▶

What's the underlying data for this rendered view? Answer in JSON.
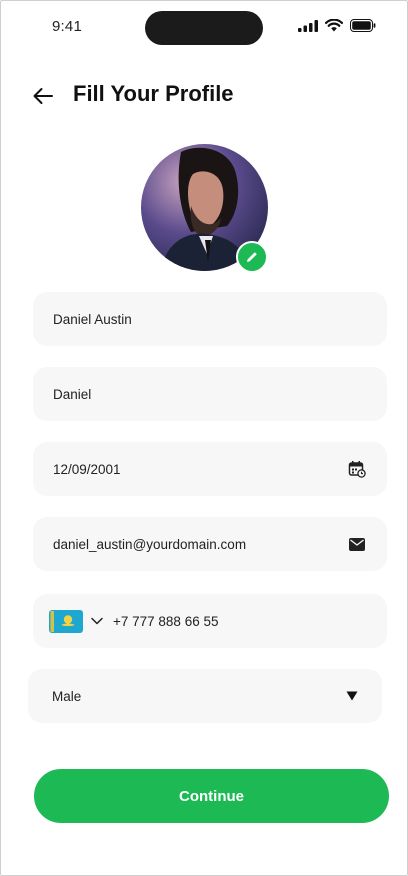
{
  "status_bar": {
    "time": "9:41"
  },
  "header": {
    "title": "Fill Your Profile"
  },
  "form": {
    "full_name": "Daniel Austin",
    "nickname": "Daniel",
    "date_of_birth": "12/09/2001",
    "email": "daniel_austin@yourdomain.com",
    "phone": "+7 777 888 66 55",
    "gender": "Male"
  },
  "icons": {
    "back": "arrow-left-icon",
    "edit": "pencil-icon",
    "calendar": "calendar-icon",
    "email": "envelope-icon",
    "country_flag": "kazakhstan-flag-icon",
    "dropdown": "triangle-down-icon"
  },
  "buttons": {
    "continue": "Continue"
  },
  "colors": {
    "accent": "#1db954",
    "field_bg": "#f7f7f7"
  }
}
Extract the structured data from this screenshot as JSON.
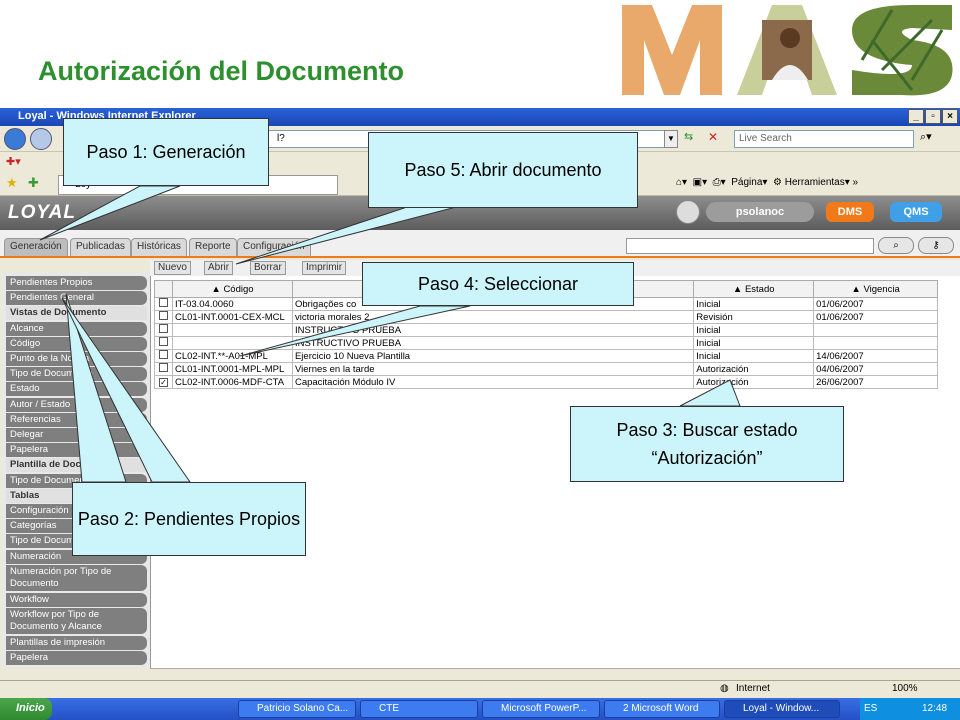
{
  "slide": {
    "title": "Autorización del Documento"
  },
  "browser": {
    "window_title": "Loyal - Windows Internet Explorer",
    "url_fragment": "l?",
    "live_search_placeholder": "Live Search",
    "tab_title": "Loy",
    "tools": {
      "page": "Página",
      "tools": "Herramientas"
    },
    "status_zone": "Internet",
    "zoom": "100%"
  },
  "app": {
    "logo": "LOYAL",
    "user": "psolanoc",
    "dms": "DMS",
    "qms": "QMS",
    "tabs": [
      "Generación",
      "Publicadas",
      "Históricas",
      "Reporte",
      "Configuración"
    ],
    "toolbar": [
      "Nuevo",
      "Abrir",
      "Borrar",
      "Imprimir"
    ],
    "sidebar": [
      {
        "label": "Pendientes Propios",
        "type": "item"
      },
      {
        "label": "Pendientes General",
        "type": "item"
      },
      {
        "label": "Vistas de Documento",
        "type": "head"
      },
      {
        "label": "Alcance",
        "type": "item"
      },
      {
        "label": "Código",
        "type": "item"
      },
      {
        "label": "Punto de la Norma",
        "type": "item"
      },
      {
        "label": "Tipo de Documento",
        "type": "item"
      },
      {
        "label": "Estado",
        "type": "item"
      },
      {
        "label": "Autor / Estado",
        "type": "item"
      },
      {
        "label": "Referencias",
        "type": "item"
      },
      {
        "label": "Delegar",
        "type": "item"
      },
      {
        "label": "Papelera",
        "type": "item"
      },
      {
        "label": "Plantilla de Documento",
        "type": "head"
      },
      {
        "label": "Tipo de Documento",
        "type": "item"
      },
      {
        "label": "Tablas",
        "type": "head"
      },
      {
        "label": "Configuración",
        "type": "item"
      },
      {
        "label": "Categorías",
        "type": "item"
      },
      {
        "label": "Tipo de Documento",
        "type": "item"
      },
      {
        "label": "Numeración",
        "type": "item"
      },
      {
        "label": "Numeración por Tipo de Documento",
        "type": "item2"
      },
      {
        "label": "Workflow",
        "type": "item"
      },
      {
        "label": "Workflow por Tipo de Documento y Alcance",
        "type": "item2"
      },
      {
        "label": "Plantillas de impresión",
        "type": "item"
      },
      {
        "label": "Papelera",
        "type": "item"
      }
    ],
    "columns": [
      "Código",
      "",
      "Estado",
      "Vigencia"
    ],
    "rows": [
      {
        "checked": false,
        "codigo": "IT-03.04.0060",
        "titulo": "Obrigações co",
        "estado": "Inicial",
        "vigencia": "01/06/2007"
      },
      {
        "checked": false,
        "codigo": "CL01-INT.0001-CEX-MCL",
        "titulo": "victoria morales 2",
        "estado": "Revisión",
        "vigencia": "01/06/2007"
      },
      {
        "checked": false,
        "codigo": "",
        "titulo": "INSTRUCTIVO PRUEBA",
        "estado": "Inicial",
        "vigencia": ""
      },
      {
        "checked": false,
        "codigo": "",
        "titulo": "INSTRUCTIVO PRUEBA",
        "estado": "Inicial",
        "vigencia": ""
      },
      {
        "checked": false,
        "codigo": "CL02-INT.**-A01-MPL",
        "titulo": "Ejercicio 10 Nueva Plantilla",
        "estado": "Inicial",
        "vigencia": "14/06/2007"
      },
      {
        "checked": false,
        "codigo": "CL01-INT.0001-MPL-MPL",
        "titulo": "Viernes en la tarde",
        "estado": "Autorización",
        "vigencia": "04/06/2007"
      },
      {
        "checked": true,
        "codigo": "CL02-INT.0006-MDF-CTA",
        "titulo": "Capacitación Módulo IV",
        "estado": "Autorización",
        "vigencia": "26/06/2007"
      }
    ]
  },
  "callouts": {
    "paso1": "Paso 1: Generación",
    "paso2": "Paso 2: Pendientes Propios",
    "paso3": "Paso 3: Buscar estado “Autorización”",
    "paso4": "Paso 4: Seleccionar",
    "paso5": "Paso 5: Abrir documento"
  },
  "taskbar": {
    "start": "Inicio",
    "tasks": [
      "Patricio Solano Ca...",
      "CTE",
      "Microsoft PowerP...",
      "2 Microsoft Word",
      "Loyal - Window..."
    ],
    "lang": "ES",
    "clock": "12:48"
  },
  "colors": {
    "title": "#2d8f2d",
    "accent": "#f07a1a",
    "callout_bg": "#ccf5fb"
  }
}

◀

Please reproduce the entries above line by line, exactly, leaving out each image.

Solution ▸
What's the underlying data for this rendered view? Answer in JSON.
{
  "status_bar": {
    "time": "9:41"
  },
  "header": {
    "title": "Fill Your Profile"
  },
  "form": {
    "full_name": "Daniel Austin",
    "nickname": "Daniel",
    "date_of_birth": "12/09/2001",
    "email": "daniel_austin@yourdomain.com",
    "phone": "+7 777 888 66 55",
    "gender": "Male"
  },
  "icons": {
    "back": "arrow-left-icon",
    "edit": "pencil-icon",
    "calendar": "calendar-icon",
    "email": "envelope-icon",
    "country_flag": "kazakhstan-flag-icon",
    "dropdown": "triangle-down-icon"
  },
  "buttons": {
    "continue": "Continue"
  },
  "colors": {
    "accent": "#1db954",
    "field_bg": "#f7f7f7"
  }
}
Extract the structured data from this screenshot as JSON.
{
  "slide": {
    "title": "Autorización del Documento"
  },
  "browser": {
    "window_title": "Loyal - Windows Internet Explorer",
    "url_fragment": "l?",
    "live_search_placeholder": "Live Search",
    "tab_title": "Loy",
    "tools": {
      "page": "Página",
      "tools": "Herramientas"
    },
    "status_zone": "Internet",
    "zoom": "100%"
  },
  "app": {
    "logo": "LOYAL",
    "user": "psolanoc",
    "dms": "DMS",
    "qms": "QMS",
    "tabs": [
      "Generación",
      "Publicadas",
      "Históricas",
      "Reporte",
      "Configuración"
    ],
    "toolbar": [
      "Nuevo",
      "Abrir",
      "Borrar",
      "Imprimir"
    ],
    "sidebar": [
      {
        "label": "Pendientes Propios",
        "type": "item"
      },
      {
        "label": "Pendientes General",
        "type": "item"
      },
      {
        "label": "Vistas de Documento",
        "type": "head"
      },
      {
        "label": "Alcance",
        "type": "item"
      },
      {
        "label": "Código",
        "type": "item"
      },
      {
        "label": "Punto de la Norma",
        "type": "item"
      },
      {
        "label": "Tipo de Documento",
        "type": "item"
      },
      {
        "label": "Estado",
        "type": "item"
      },
      {
        "label": "Autor / Estado",
        "type": "item"
      },
      {
        "label": "Referencias",
        "type": "item"
      },
      {
        "label": "Delegar",
        "type": "item"
      },
      {
        "label": "Papelera",
        "type": "item"
      },
      {
        "label": "Plantilla de Documento",
        "type": "head"
      },
      {
        "label": "Tipo de Documento",
        "type": "item"
      },
      {
        "label": "Tablas",
        "type": "head"
      },
      {
        "label": "Configuración",
        "type": "item"
      },
      {
        "label": "Categorías",
        "type": "item"
      },
      {
        "label": "Tipo de Documento",
        "type": "item"
      },
      {
        "label": "Numeración",
        "type": "item"
      },
      {
        "label": "Numeración por Tipo de Documento",
        "type": "item2"
      },
      {
        "label": "Workflow",
        "type": "item"
      },
      {
        "label": "Workflow por Tipo de Documento y Alcance",
        "type": "item2"
      },
      {
        "label": "Plantillas de impresión",
        "type": "item"
      },
      {
        "label": "Papelera",
        "type": "item"
      }
    ],
    "columns": [
      "Código",
      "",
      "Estado",
      "Vigencia"
    ],
    "rows": [
      {
        "checked": false,
        "codigo": "IT-03.04.0060",
        "titulo": "Obrigações co",
        "estado": "Inicial",
        "vigencia": "01/06/2007"
      },
      {
        "checked": false,
        "codigo": "CL01-INT.0001-CEX-MCL",
        "titulo": "victoria morales 2",
        "estado": "Revisión",
        "vigencia": "01/06/2007"
      },
      {
        "checked": false,
        "codigo": "",
        "titulo": "INSTRUCTIVO PRUEBA",
        "estado": "Inicial",
        "vigencia": ""
      },
      {
        "checked": false,
        "codigo": "",
        "titulo": "INSTRUCTIVO PRUEBA",
        "estado": "Inicial",
        "vigencia": ""
      },
      {
        "checked": false,
        "codigo": "CL02-INT.**-A01-MPL",
        "titulo": "Ejercicio 10 Nueva Plantilla",
        "estado": "Inicial",
        "vigencia": "14/06/2007"
      },
      {
        "checked": false,
        "codigo": "CL01-INT.0001-MPL-MPL",
        "titulo": "Viernes en la tarde",
        "estado": "Autorización",
        "vigencia": "04/06/2007"
      },
      {
        "checked": true,
        "codigo": "CL02-INT.0006-MDF-CTA",
        "titulo": "Capacitación Módulo IV",
        "estado": "Autorización",
        "vigencia": "26/06/2007"
      }
    ]
  },
  "callouts": {
    "paso1": "Paso 1: Generación",
    "paso2": "Paso 2: Pendientes Propios",
    "paso3": "Paso 3: Buscar estado “Autorización”",
    "paso4": "Paso 4: Seleccionar",
    "paso5": "Paso 5: Abrir documento"
  },
  "taskbar": {
    "start": "Inicio",
    "tasks": [
      "Patricio Solano Ca...",
      "CTE",
      "Microsoft PowerP...",
      "2 Microsoft Word",
      "Loyal - Window..."
    ],
    "lang": "ES",
    "clock": "12:48"
  },
  "colors": {
    "title": "#2d8f2d",
    "accent": "#f07a1a",
    "callout_bg": "#ccf5fb"
  }
}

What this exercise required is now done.